##### Exercise data
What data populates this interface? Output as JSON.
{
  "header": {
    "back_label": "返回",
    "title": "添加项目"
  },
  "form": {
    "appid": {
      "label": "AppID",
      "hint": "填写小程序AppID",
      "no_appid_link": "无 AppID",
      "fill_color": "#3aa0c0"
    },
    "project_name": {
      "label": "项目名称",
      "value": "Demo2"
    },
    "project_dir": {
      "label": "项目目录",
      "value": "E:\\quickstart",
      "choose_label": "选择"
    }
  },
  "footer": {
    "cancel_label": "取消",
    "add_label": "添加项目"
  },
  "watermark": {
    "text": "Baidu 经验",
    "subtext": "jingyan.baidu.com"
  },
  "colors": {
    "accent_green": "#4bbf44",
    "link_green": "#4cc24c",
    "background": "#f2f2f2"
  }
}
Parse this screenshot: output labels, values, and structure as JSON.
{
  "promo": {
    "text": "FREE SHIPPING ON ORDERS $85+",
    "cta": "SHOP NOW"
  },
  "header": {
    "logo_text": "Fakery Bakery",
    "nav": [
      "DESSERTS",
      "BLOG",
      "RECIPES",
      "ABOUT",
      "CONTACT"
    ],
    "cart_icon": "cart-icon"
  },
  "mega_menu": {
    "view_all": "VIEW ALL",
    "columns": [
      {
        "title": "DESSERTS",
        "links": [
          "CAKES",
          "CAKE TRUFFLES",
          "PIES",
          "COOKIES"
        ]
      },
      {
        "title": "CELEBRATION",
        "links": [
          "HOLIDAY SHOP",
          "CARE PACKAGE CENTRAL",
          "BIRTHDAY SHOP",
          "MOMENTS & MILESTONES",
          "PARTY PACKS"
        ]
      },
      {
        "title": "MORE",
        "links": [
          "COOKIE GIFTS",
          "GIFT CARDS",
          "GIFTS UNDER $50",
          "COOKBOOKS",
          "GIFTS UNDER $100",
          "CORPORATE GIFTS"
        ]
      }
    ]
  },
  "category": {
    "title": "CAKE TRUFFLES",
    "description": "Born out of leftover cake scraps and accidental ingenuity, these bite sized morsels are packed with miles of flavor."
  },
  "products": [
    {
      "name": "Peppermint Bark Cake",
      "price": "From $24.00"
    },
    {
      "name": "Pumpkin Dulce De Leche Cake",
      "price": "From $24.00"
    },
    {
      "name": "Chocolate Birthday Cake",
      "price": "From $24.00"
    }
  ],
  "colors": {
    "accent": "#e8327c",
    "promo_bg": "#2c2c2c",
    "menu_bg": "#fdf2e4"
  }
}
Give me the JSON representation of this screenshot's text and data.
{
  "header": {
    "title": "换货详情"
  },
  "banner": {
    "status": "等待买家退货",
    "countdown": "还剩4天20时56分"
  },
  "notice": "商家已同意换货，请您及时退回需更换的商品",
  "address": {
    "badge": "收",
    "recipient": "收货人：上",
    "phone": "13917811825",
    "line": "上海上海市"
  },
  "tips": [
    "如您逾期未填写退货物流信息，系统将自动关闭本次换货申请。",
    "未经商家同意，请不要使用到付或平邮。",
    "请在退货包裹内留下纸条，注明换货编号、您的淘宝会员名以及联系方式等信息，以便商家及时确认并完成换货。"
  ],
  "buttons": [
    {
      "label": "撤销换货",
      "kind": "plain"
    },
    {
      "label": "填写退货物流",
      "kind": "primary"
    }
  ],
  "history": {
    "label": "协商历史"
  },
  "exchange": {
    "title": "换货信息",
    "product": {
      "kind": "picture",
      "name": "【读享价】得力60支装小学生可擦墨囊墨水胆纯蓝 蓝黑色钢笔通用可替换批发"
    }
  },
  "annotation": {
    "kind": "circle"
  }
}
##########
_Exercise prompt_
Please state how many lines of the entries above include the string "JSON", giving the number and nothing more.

_Output of the exercise_
3